- Source material:
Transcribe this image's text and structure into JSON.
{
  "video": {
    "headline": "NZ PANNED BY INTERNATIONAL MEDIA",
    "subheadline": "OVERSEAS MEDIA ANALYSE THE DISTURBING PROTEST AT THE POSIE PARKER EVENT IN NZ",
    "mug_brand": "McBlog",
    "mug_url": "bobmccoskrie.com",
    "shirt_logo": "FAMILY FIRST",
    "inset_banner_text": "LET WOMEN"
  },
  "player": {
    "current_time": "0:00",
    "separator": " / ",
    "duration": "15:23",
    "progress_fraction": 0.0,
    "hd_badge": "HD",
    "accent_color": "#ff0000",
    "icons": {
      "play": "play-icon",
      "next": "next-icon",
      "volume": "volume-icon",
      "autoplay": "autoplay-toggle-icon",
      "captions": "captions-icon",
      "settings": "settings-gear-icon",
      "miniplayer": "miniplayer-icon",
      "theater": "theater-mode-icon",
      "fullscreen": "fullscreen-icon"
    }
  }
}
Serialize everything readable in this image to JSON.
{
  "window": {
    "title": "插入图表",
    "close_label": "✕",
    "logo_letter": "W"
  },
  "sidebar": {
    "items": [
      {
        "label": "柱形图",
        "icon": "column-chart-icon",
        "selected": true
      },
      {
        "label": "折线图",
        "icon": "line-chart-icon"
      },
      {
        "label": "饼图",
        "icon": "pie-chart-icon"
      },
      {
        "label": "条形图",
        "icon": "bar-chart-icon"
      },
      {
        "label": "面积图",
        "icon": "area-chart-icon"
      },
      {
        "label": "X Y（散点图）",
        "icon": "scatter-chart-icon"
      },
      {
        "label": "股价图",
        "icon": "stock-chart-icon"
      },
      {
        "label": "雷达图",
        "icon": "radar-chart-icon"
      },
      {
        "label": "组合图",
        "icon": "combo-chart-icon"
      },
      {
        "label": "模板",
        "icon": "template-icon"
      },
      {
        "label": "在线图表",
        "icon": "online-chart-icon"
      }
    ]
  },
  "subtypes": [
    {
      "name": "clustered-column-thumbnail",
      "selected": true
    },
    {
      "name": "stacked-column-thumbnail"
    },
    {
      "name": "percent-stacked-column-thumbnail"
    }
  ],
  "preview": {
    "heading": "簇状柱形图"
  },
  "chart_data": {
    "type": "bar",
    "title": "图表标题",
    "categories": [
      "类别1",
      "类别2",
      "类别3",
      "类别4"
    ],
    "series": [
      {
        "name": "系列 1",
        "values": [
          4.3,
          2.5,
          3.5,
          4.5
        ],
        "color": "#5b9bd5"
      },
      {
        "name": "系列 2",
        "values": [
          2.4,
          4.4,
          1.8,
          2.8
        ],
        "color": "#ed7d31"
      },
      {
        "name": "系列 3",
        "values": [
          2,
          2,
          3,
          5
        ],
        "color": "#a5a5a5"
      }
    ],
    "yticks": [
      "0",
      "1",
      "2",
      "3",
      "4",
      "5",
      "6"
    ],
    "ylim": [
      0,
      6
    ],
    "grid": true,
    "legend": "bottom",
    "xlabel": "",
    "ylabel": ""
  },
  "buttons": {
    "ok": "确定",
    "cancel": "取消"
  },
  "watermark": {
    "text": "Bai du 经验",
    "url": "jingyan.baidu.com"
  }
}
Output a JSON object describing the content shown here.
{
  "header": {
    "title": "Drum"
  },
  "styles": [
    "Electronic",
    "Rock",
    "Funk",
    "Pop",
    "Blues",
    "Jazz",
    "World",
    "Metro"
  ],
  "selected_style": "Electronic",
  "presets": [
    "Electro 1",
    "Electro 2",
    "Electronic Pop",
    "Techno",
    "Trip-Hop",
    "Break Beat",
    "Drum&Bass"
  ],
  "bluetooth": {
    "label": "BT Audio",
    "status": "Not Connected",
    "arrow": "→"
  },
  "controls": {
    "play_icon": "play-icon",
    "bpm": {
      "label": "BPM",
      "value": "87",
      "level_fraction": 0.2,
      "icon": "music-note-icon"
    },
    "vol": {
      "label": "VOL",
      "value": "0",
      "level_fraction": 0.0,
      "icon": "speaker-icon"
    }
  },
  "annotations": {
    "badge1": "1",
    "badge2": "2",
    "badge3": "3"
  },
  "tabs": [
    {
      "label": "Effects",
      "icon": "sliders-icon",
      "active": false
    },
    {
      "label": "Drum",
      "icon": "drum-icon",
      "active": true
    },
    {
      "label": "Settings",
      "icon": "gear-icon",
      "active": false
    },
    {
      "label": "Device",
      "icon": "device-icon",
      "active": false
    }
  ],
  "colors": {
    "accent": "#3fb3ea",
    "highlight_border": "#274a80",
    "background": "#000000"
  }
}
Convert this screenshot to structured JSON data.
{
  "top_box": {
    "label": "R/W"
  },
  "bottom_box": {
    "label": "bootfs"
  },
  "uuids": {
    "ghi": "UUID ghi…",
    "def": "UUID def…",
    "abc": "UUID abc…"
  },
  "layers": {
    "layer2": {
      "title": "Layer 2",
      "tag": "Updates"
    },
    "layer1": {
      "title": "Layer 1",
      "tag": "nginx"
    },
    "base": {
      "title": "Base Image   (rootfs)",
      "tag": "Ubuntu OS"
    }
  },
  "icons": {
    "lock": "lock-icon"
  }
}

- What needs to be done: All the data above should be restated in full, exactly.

- Your response:
Transcribe this image's text and structure into JSON.
{
  "video": {
    "headline": "NZ PANNED BY INTERNATIONAL MEDIA",
    "subheadline": "OVERSEAS MEDIA ANALYSE THE DISTURBING PROTEST AT THE POSIE PARKER EVENT IN NZ",
    "mug_brand": "McBlog",
    "mug_url": "bobmccoskrie.com",
    "shirt_logo": "FAMILY FIRST",
    "inset_banner_text": "LET WOMEN"
  },
  "player": {
    "current_time": "0:00",
    "separator": " / ",
    "duration": "15:23",
    "progress_fraction": 0.0,
    "hd_badge": "HD",
    "accent_color": "#ff0000",
    "icons": {
      "play": "play-icon",
      "next": "next-icon",
      "volume": "volume-icon",
      "autoplay": "autoplay-toggle-icon",
      "captions": "captions-icon",
      "settings": "settings-gear-icon",
      "miniplayer": "miniplayer-icon",
      "theater": "theater-mode-icon",
      "fullscreen": "fullscreen-icon"
    }
  }
}
Serialize everything readable in this image to JSON.
{
  "window": {
    "title": "插入图表",
    "close_label": "✕",
    "logo_letter": "W"
  },
  "sidebar": {
    "items": [
      {
        "label": "柱形图",
        "icon": "column-chart-icon",
        "selected": true
      },
      {
        "label": "折线图",
        "icon": "line-chart-icon"
      },
      {
        "label": "饼图",
        "icon": "pie-chart-icon"
      },
      {
        "label": "条形图",
        "icon": "bar-chart-icon"
      },
      {
        "label": "面积图",
        "icon": "area-chart-icon"
      },
      {
        "label": "X Y（散点图）",
        "icon": "scatter-chart-icon"
      },
      {
        "label": "股价图",
        "icon": "stock-chart-icon"
      },
      {
        "label": "雷达图",
        "icon": "radar-chart-icon"
      },
      {
        "label": "组合图",
        "icon": "combo-chart-icon"
      },
      {
        "label": "模板",
        "icon": "template-icon"
      },
      {
        "label": "在线图表",
        "icon": "online-chart-icon"
      }
    ]
  },
  "subtypes": [
    {
      "name": "clustered-column-thumbnail",
      "selected": true
    },
    {
      "name": "stacked-column-thumbnail"
    },
    {
      "name": "percent-stacked-column-thumbnail"
    }
  ],
  "preview": {
    "heading": "簇状柱形图"
  },
  "chart_data": {
    "type": "bar",
    "title": "图表标题",
    "categories": [
      "类别1",
      "类别2",
      "类别3",
      "类别4"
    ],
    "series": [
      {
        "name": "系列 1",
        "values": [
          4.3,
          2.5,
          3.5,
          4.5
        ],
        "color": "#5b9bd5"
      },
      {
        "name": "系列 2",
        "values": [
          2.4,
          4.4,
          1.8,
          2.8
        ],
        "color": "#ed7d31"
      },
      {
        "name": "系列 3",
        "values": [
          2,
          2,
          3,
          5
        ],
        "color": "#a5a5a5"
      }
    ],
    "yticks": [
      "0",
      "1",
      "2",
      "3",
      "4",
      "5",
      "6"
    ],
    "ylim": [
      0,
      6
    ],
    "grid": true,
    "legend": "bottom",
    "xlabel": "",
    "ylabel": ""
  },
  "buttons": {
    "ok": "确定",
    "cancel": "取消"
  },
  "watermark": {
    "text": "Bai du 经验",
    "url": "jingyan.baidu.com"
  }
}
Output a JSON object describing the content shown here.
{
  "header": {
    "title": "Drum"
  },
  "styles": [
    "Electronic",
    "Rock",
    "Funk",
    "Pop",
    "Blues",
    "Jazz",
    "World",
    "Metro"
  ],
  "selected_style": "Electronic",
  "presets": [
    "Electro 1",
    "Electro 2",
    "Electronic Pop",
    "Techno",
    "Trip-Hop",
    "Break Beat",
    "Drum&Bass"
  ],
  "bluetooth": {
    "label": "BT Audio",
    "status": "Not Connected",
    "arrow": "→"
  },
  "controls": {
    "play_icon": "play-icon",
    "bpm": {
      "label": "BPM",
      "value": "87",
      "level_fraction": 0.2,
      "icon": "music-note-icon"
    },
    "vol": {
      "label": "VOL",
      "value": "0",
      "level_fraction": 0.0,
      "icon": "speaker-icon"
    }
  },
  "annotations": {
    "badge1": "1",
    "badge2": "2",
    "badge3": "3"
  },
  "tabs": [
    {
      "label": "Effects",
      "icon": "sliders-icon",
      "active": false
    },
    {
      "label": "Drum",
      "icon": "drum-icon",
      "active": true
    },
    {
      "label": "Settings",
      "icon": "gear-icon",
      "active": false
    },
    {
      "label": "Device",
      "icon": "device-icon",
      "active": false
    }
  ],
  "colors": {
    "accent": "#3fb3ea",
    "highlight_border": "#274a80",
    "background": "#000000"
  }
}
Convert this screenshot to structured JSON data.
{
  "top_box": {
    "label": "R/W"
  },
  "bottom_box": {
    "label": "bootfs"
  },
  "uuids": {
    "ghi": "UUID ghi…",
    "def": "UUID def…",
    "abc": "UUID abc…"
  },
  "layers": {
    "layer2": {
      "title": "Layer 2",
      "tag": "Updates"
    },
    "layer1": {
      "title": "Layer 1",
      "tag": "nginx"
    },
    "base": {
      "title": "Base Image   (rootfs)",
      "tag": "Ubuntu OS"
    }
  },
  "icons": {
    "lock": "lock-icon"
  }
}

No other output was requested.